Exercise objective:
Could the records below please be retyped exactly, with their pictures left out?

────────

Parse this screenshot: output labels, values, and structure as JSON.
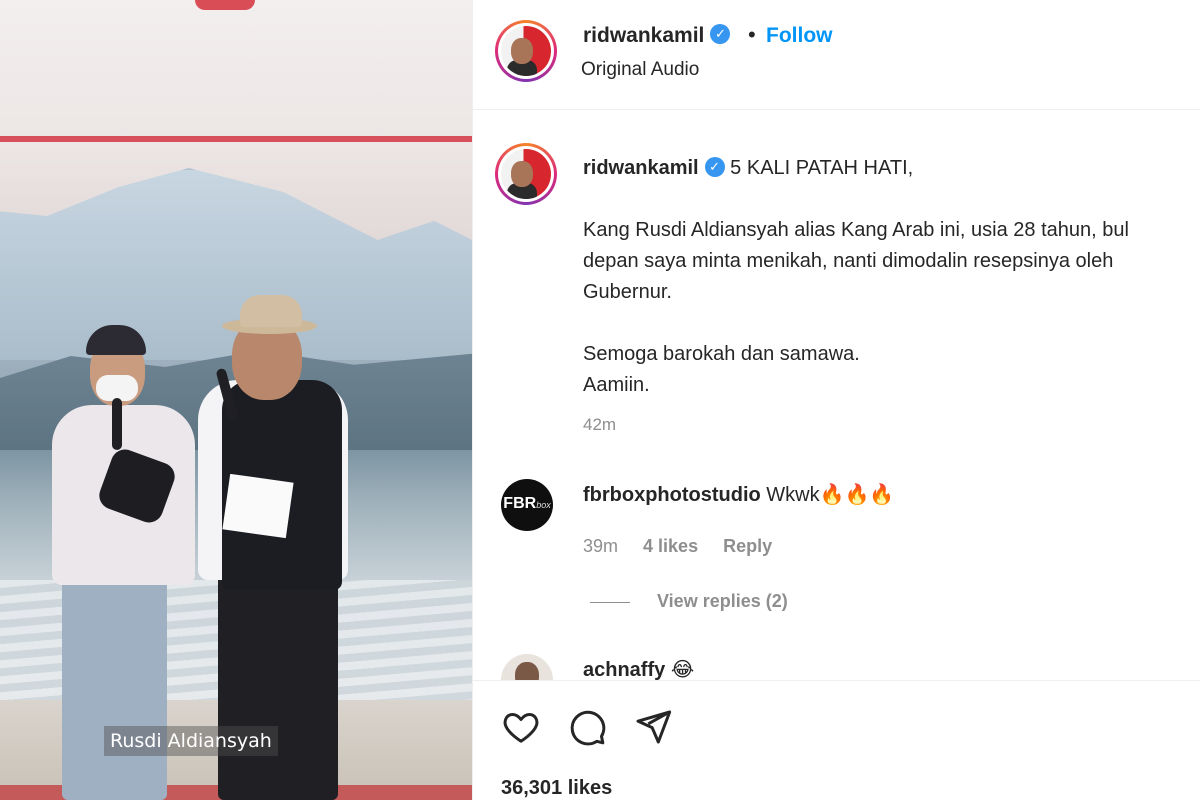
{
  "media": {
    "caption": "Rusdi Aldiansyah"
  },
  "header": {
    "username": "ridwankamil",
    "verified_mark": "✓",
    "separator": "•",
    "follow_label": "Follow",
    "audio_label": "Original Audio"
  },
  "post": {
    "username": "ridwankamil",
    "caption_lines": [
      "5 KALI PATAH HATI,",
      "",
      "Kang Rusdi Aldiansyah alias Kang Arab ini, usia 28 tahun, bul",
      "depan saya minta menikah, nanti dimodalin resepsinya oleh",
      "Gubernur.",
      "",
      "Semoga barokah dan samawa.",
      "Aamiin."
    ],
    "time": "42m"
  },
  "comments": [
    {
      "username": "fbrboxphotostudio",
      "avatar_text": "FBR",
      "avatar_subtext": "box",
      "text": "Wkwk🔥🔥🔥",
      "time": "39m",
      "likes": "4 likes",
      "reply_label": "Reply",
      "view_replies": "View replies (2)"
    },
    {
      "username": "achnaffy",
      "text": "😂"
    }
  ],
  "actions": {
    "like_icon": "heart-icon",
    "comment_icon": "comment-icon",
    "share_icon": "share-icon",
    "likes_count": "36,301 likes"
  },
  "colors": {
    "accent": "#0095f6",
    "verified": "#3797f0",
    "muted": "#8e8e8e",
    "text": "#262626"
  }
}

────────

Written solution:
Parse this screenshot: output labels, values, and structure as JSON.
{
  "media": {
    "caption": "Rusdi Aldiansyah"
  },
  "header": {
    "username": "ridwankamil",
    "verified_mark": "✓",
    "separator": "•",
    "follow_label": "Follow",
    "audio_label": "Original Audio"
  },
  "post": {
    "username": "ridwankamil",
    "caption_lines": [
      "5 KALI PATAH HATI,",
      "",
      "Kang Rusdi Aldiansyah alias Kang Arab ini, usia 28 tahun, bul",
      "depan saya minta menikah, nanti dimodalin resepsinya oleh",
      "Gubernur.",
      "",
      "Semoga barokah dan samawa.",
      "Aamiin."
    ],
    "time": "42m"
  },
  "comments": [
    {
      "username": "fbrboxphotostudio",
      "avatar_text": "FBR",
      "avatar_subtext": "box",
      "text": "Wkwk🔥🔥🔥",
      "time": "39m",
      "likes": "4 likes",
      "reply_label": "Reply",
      "view_replies": "View replies (2)"
    },
    {
      "username": "achnaffy",
      "text": "😂"
    }
  ],
  "actions": {
    "like_icon": "heart-icon",
    "comment_icon": "comment-icon",
    "share_icon": "share-icon",
    "likes_count": "36,301 likes"
  },
  "colors": {
    "accent": "#0095f6",
    "verified": "#3797f0",
    "muted": "#8e8e8e",
    "text": "#262626"
  }
}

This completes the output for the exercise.